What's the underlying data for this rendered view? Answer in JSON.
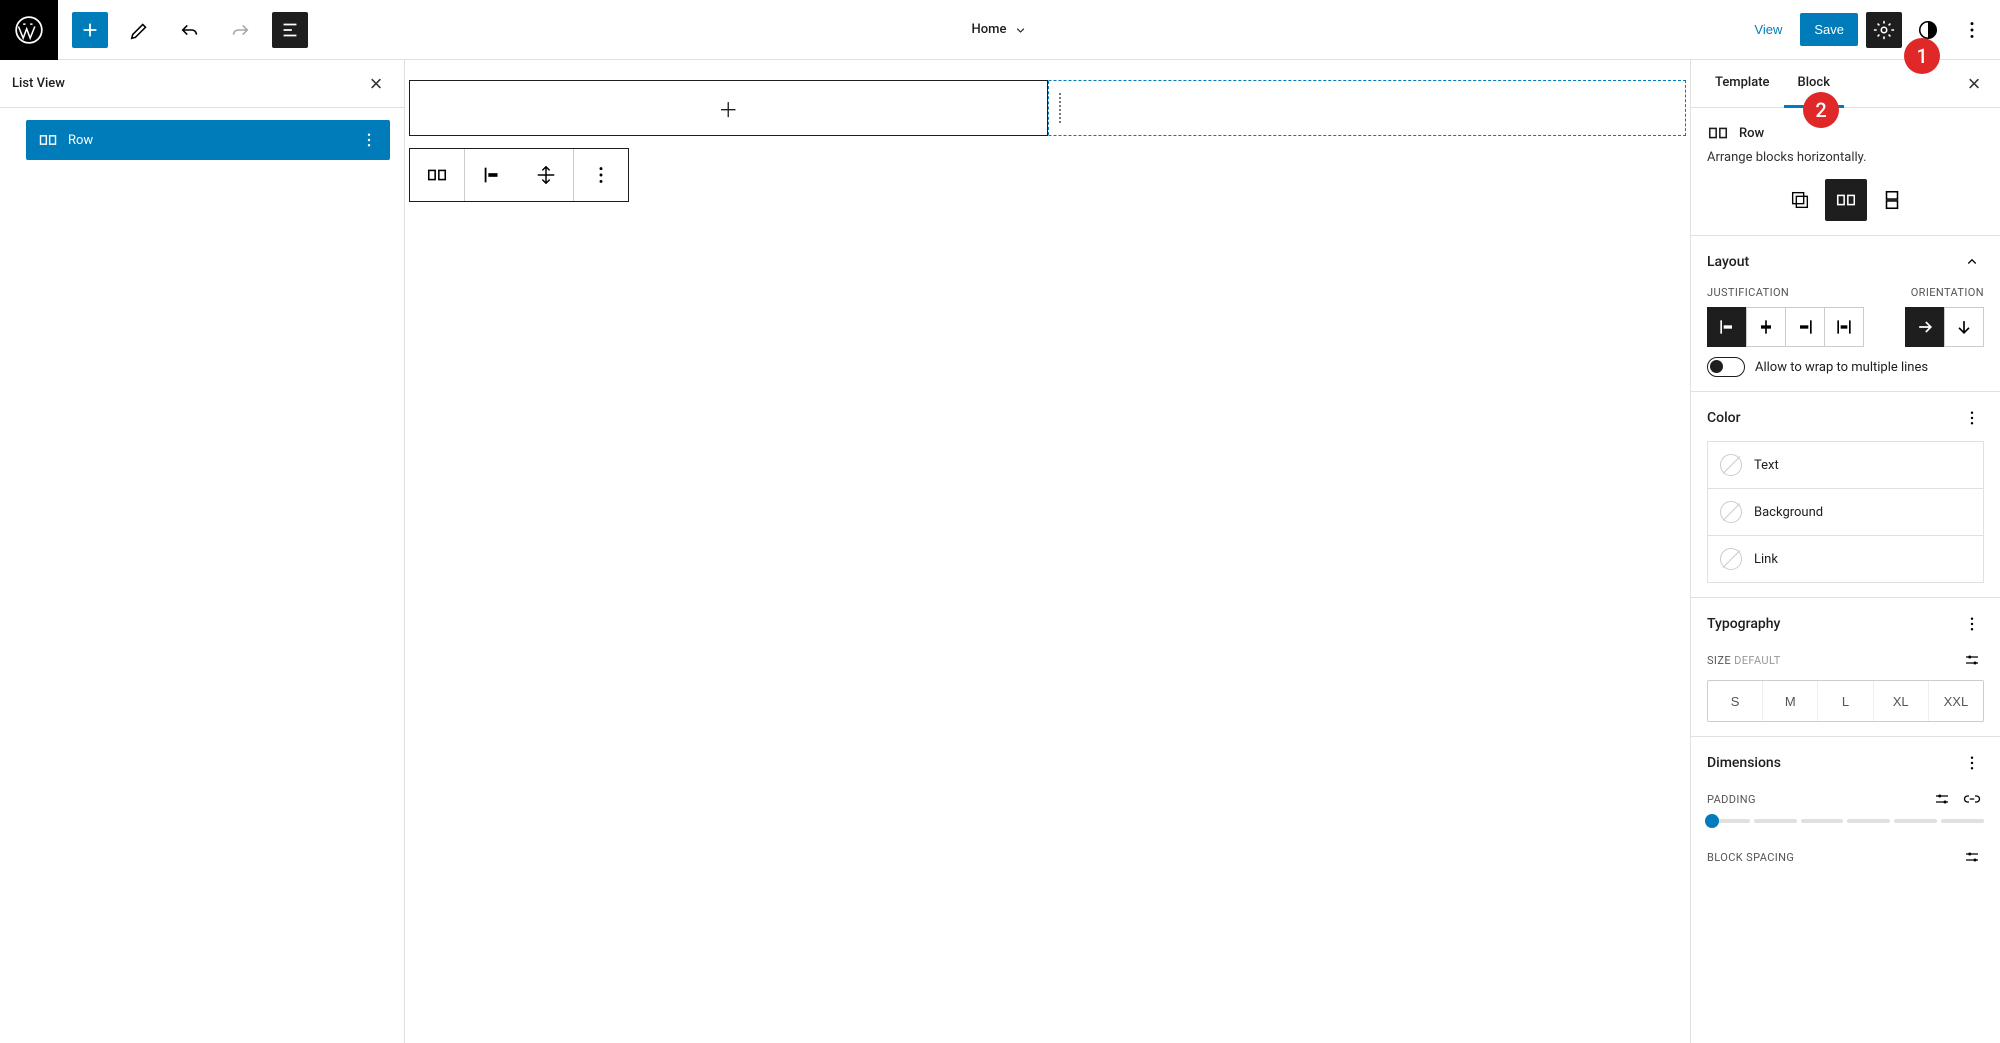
{
  "topbar": {
    "page_title": "Home",
    "view_label": "View",
    "save_label": "Save"
  },
  "listview": {
    "title": "List View",
    "items": [
      {
        "label": "Row"
      }
    ]
  },
  "sidebar": {
    "tabs": {
      "template": "Template",
      "block": "Block"
    },
    "block": {
      "name": "Row",
      "description": "Arrange blocks horizontally."
    },
    "layout": {
      "title": "Layout",
      "justification_label": "Justification",
      "orientation_label": "Orientation",
      "wrap_label": "Allow to wrap to multiple lines"
    },
    "color": {
      "title": "Color",
      "text": "Text",
      "background": "Background",
      "link": "Link"
    },
    "typography": {
      "title": "Typography",
      "size_label": "SIZE",
      "size_default": "DEFAULT",
      "sizes": [
        "S",
        "M",
        "L",
        "XL",
        "XXL"
      ]
    },
    "dimensions": {
      "title": "Dimensions",
      "padding_label": "PADDING",
      "block_spacing_label": "BLOCK SPACING"
    }
  },
  "callouts": {
    "one": "1",
    "two": "2"
  }
}
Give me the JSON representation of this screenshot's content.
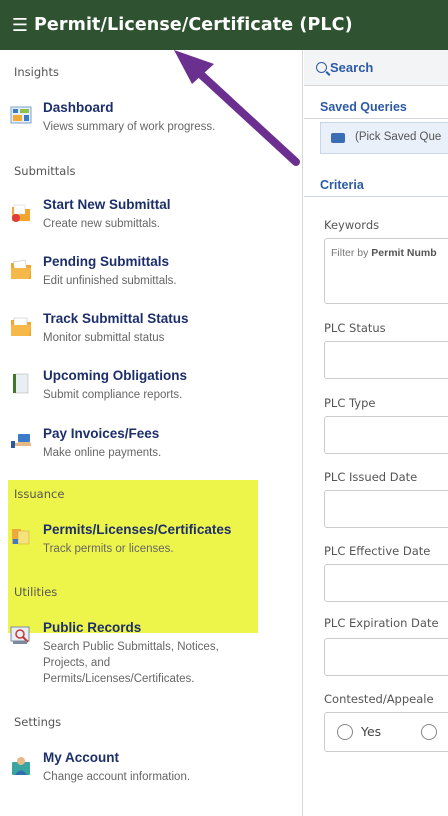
{
  "app": {
    "title": "Permit/License/Certificate (PLC)",
    "menu_icon": "hamburger-icon"
  },
  "sidebar": {
    "sections": {
      "insights": "Insights",
      "submittals": "Submittals",
      "issuance": "Issuance",
      "utilities": "Utilities",
      "settings": "Settings"
    },
    "items": {
      "dashboard": {
        "label": "Dashboard",
        "desc": "Views summary of work progress.",
        "icon": "dashboard-icon"
      },
      "start_new": {
        "label": "Start New Submittal",
        "desc": "Create new submittals.",
        "icon": "new-submittal-icon"
      },
      "pending": {
        "label": "Pending Submittals",
        "desc": "Edit unfinished submittals.",
        "icon": "pending-folder-icon"
      },
      "track": {
        "label": "Track Submittal Status",
        "desc": "Monitor submittal status",
        "icon": "track-folder-icon"
      },
      "upcoming": {
        "label": "Upcoming Obligations",
        "desc": "Submit compliance reports.",
        "icon": "obligations-book-icon"
      },
      "pay": {
        "label": "Pay Invoices/Fees",
        "desc": "Make online payments.",
        "icon": "payment-hand-icon"
      },
      "permits": {
        "label": "Permits/Licenses/Certificates",
        "desc": "Track permits or licenses.",
        "icon": "permits-icon"
      },
      "public_records": {
        "label": "Public Records",
        "desc": "Search Public Submittals, Notices, Projects, and Permits/Licenses/Certificates.",
        "icon": "public-records-icon"
      },
      "my_account": {
        "label": "My Account",
        "desc": "Change account information.",
        "icon": "account-icon"
      }
    },
    "highlight_color": "#eef54a"
  },
  "panel": {
    "search_label": "Search",
    "saved_queries_title": "Saved Queries",
    "saved_queries_value": "(Pick Saved Que",
    "criteria_title": "Criteria",
    "keywords_label": "Keywords",
    "keywords_placeholder_prefix": "Filter by ",
    "keywords_placeholder_bold": "Permit Numb",
    "status_label": "PLC Status",
    "type_label": "PLC Type",
    "issued_date_label": "PLC Issued Date",
    "effective_date_label": "PLC Effective Date",
    "expiration_date_label": "PLC Expiration Date",
    "contested_label": "Contested/Appeale",
    "radio_yes": "Yes"
  },
  "colors": {
    "titlebar": "#2f5230",
    "link": "#1c2f6b",
    "accent": "#2c5aa6",
    "arrow": "#6a2f8f"
  }
}
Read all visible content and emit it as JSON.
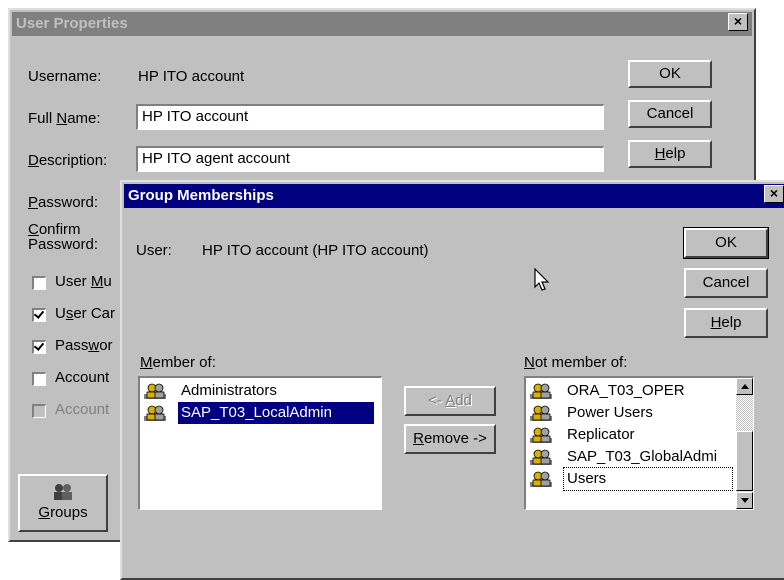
{
  "user_properties": {
    "title": "User Properties",
    "close_glyph": "×",
    "username_label": "Username:",
    "username_value": "HP ITO account",
    "fullname_label_pre": "Full ",
    "fullname_label_key": "N",
    "fullname_label_post": "ame:",
    "fullname_value": "HP ITO account",
    "description_label_key": "D",
    "description_label_post": "escription:",
    "description_value": "HP ITO agent account",
    "password_label_key": "P",
    "password_label_post": "assword:",
    "confirm_label_key": "C",
    "confirm_label_line1_post": "onfirm",
    "confirm_label_line2": "Password:",
    "ok_label": "OK",
    "cancel_label": "Cancel",
    "help_label_key": "H",
    "help_label_post": "elp",
    "checkboxes": [
      {
        "pre": "User ",
        "key": "M",
        "post": "u",
        "checked": false
      },
      {
        "pre": "U",
        "key": "s",
        "post": "er Car",
        "checked": true
      },
      {
        "pre": "Pass",
        "key": "w",
        "post": "or",
        "checked": true
      },
      {
        "pre": "Account",
        "key": "",
        "post": "",
        "checked": false
      },
      {
        "pre": "Account",
        "key": "",
        "post": "",
        "checked": false,
        "disabled": true
      }
    ],
    "groups_button_key": "G",
    "groups_button_post": "roups",
    "groups_icon": "groups-icon"
  },
  "group_memberships": {
    "title": "Group Memberships",
    "close_glyph": "×",
    "user_label": "User:",
    "user_value": "HP ITO account (HP ITO account)",
    "ok_label": "OK",
    "cancel_label": "Cancel",
    "help_label_key": "H",
    "help_label_post": "elp",
    "member_of_label_key": "M",
    "member_of_label_post": "ember of:",
    "not_member_of_label_key": "N",
    "not_member_of_label_post": "ot member of:",
    "add_label_pre": "<- ",
    "add_label_key": "A",
    "add_label_post": "dd",
    "remove_label_key": "R",
    "remove_label_post": "emove ->",
    "member_of": [
      {
        "name": "Administrators",
        "selected": false
      },
      {
        "name": "SAP_T03_LocalAdmin",
        "selected": true
      }
    ],
    "not_member_of": [
      {
        "name": "ORA_T03_OPER"
      },
      {
        "name": "Power Users"
      },
      {
        "name": "Replicator"
      },
      {
        "name": "SAP_T03_GlobalAdmi"
      },
      {
        "name": "Users",
        "focused": true
      }
    ],
    "group_icon": "group-icon"
  }
}
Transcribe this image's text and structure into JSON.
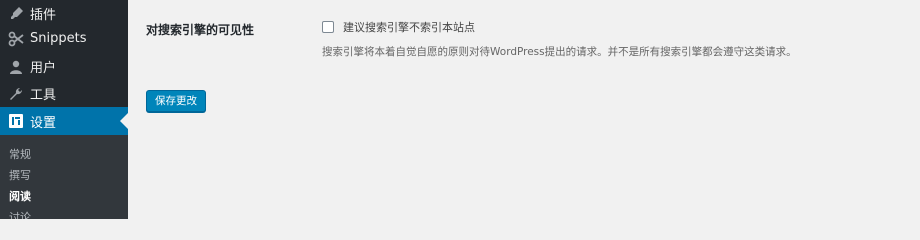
{
  "sidebar": {
    "items": [
      {
        "label": "插件",
        "icon": "plugin-icon"
      },
      {
        "label": "Snippets",
        "icon": "snippets-icon"
      },
      {
        "label": "用户",
        "icon": "user-icon"
      },
      {
        "label": "工具",
        "icon": "wrench-icon"
      },
      {
        "label": "设置",
        "icon": "settings-icon",
        "active": true
      }
    ],
    "submenu": [
      {
        "label": "常规"
      },
      {
        "label": "撰写"
      },
      {
        "label": "阅读",
        "current": true
      },
      {
        "label": "讨论"
      }
    ]
  },
  "settings": {
    "field_label": "对搜索引擎的可见性",
    "checkbox_label": "建议搜索引擎不索引本站点",
    "checkbox_checked": false,
    "description": "搜索引擎将本着自觉自愿的原则对待WordPress提出的请求。并不是所有搜索引擎都会遵守这类请求。"
  },
  "save_button": "保存更改",
  "colors": {
    "sidebar_bg": "#23282d",
    "submenu_bg": "#32373c",
    "accent": "#0073aa",
    "button": "#0085ba",
    "page_bg": "#f1f1f1"
  }
}
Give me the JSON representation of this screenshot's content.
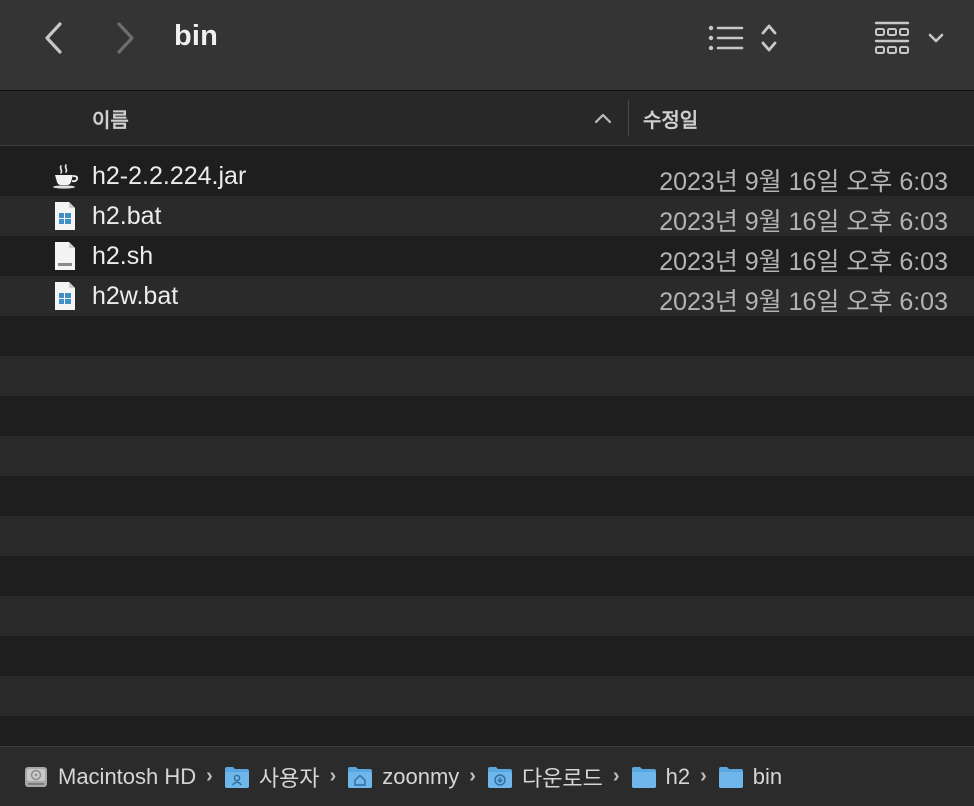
{
  "window": {
    "title": "bin"
  },
  "toolbar": {
    "back_icon": "chevron-left-icon",
    "forward_icon": "chevron-right-icon",
    "view_list_icon": "list-view-icon",
    "view_group_icon": "grid-view-icon"
  },
  "columns": {
    "name": "이름",
    "modified": "수정일",
    "sort_direction": "ascending"
  },
  "files": [
    {
      "name": "h2-2.2.224.jar",
      "modified": "2023년 9월 16일 오후 6:03",
      "icon": "java-cup-icon"
    },
    {
      "name": "h2.bat",
      "modified": "2023년 9월 16일 오후 6:03",
      "icon": "windows-document-icon"
    },
    {
      "name": "h2.sh",
      "modified": "2023년 9월 16일 오후 6:03",
      "icon": "shell-script-icon"
    },
    {
      "name": "h2w.bat",
      "modified": "2023년 9월 16일 오후 6:03",
      "icon": "windows-document-icon"
    }
  ],
  "path": [
    {
      "label": "Macintosh HD",
      "icon": "hard-drive-icon"
    },
    {
      "label": "사용자",
      "icon": "users-folder-icon"
    },
    {
      "label": "zoonmy",
      "icon": "home-folder-icon"
    },
    {
      "label": "다운로드",
      "icon": "downloads-folder-icon"
    },
    {
      "label": "h2",
      "icon": "folder-icon"
    },
    {
      "label": "bin",
      "icon": "folder-icon"
    }
  ],
  "colors": {
    "folder_blue": "#5aa6e0",
    "window_bg": "#1e1e1e",
    "toolbar_bg": "#343434",
    "row_alt": "#2a2a2a"
  }
}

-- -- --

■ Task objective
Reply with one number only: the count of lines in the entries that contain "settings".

■ Answer area
3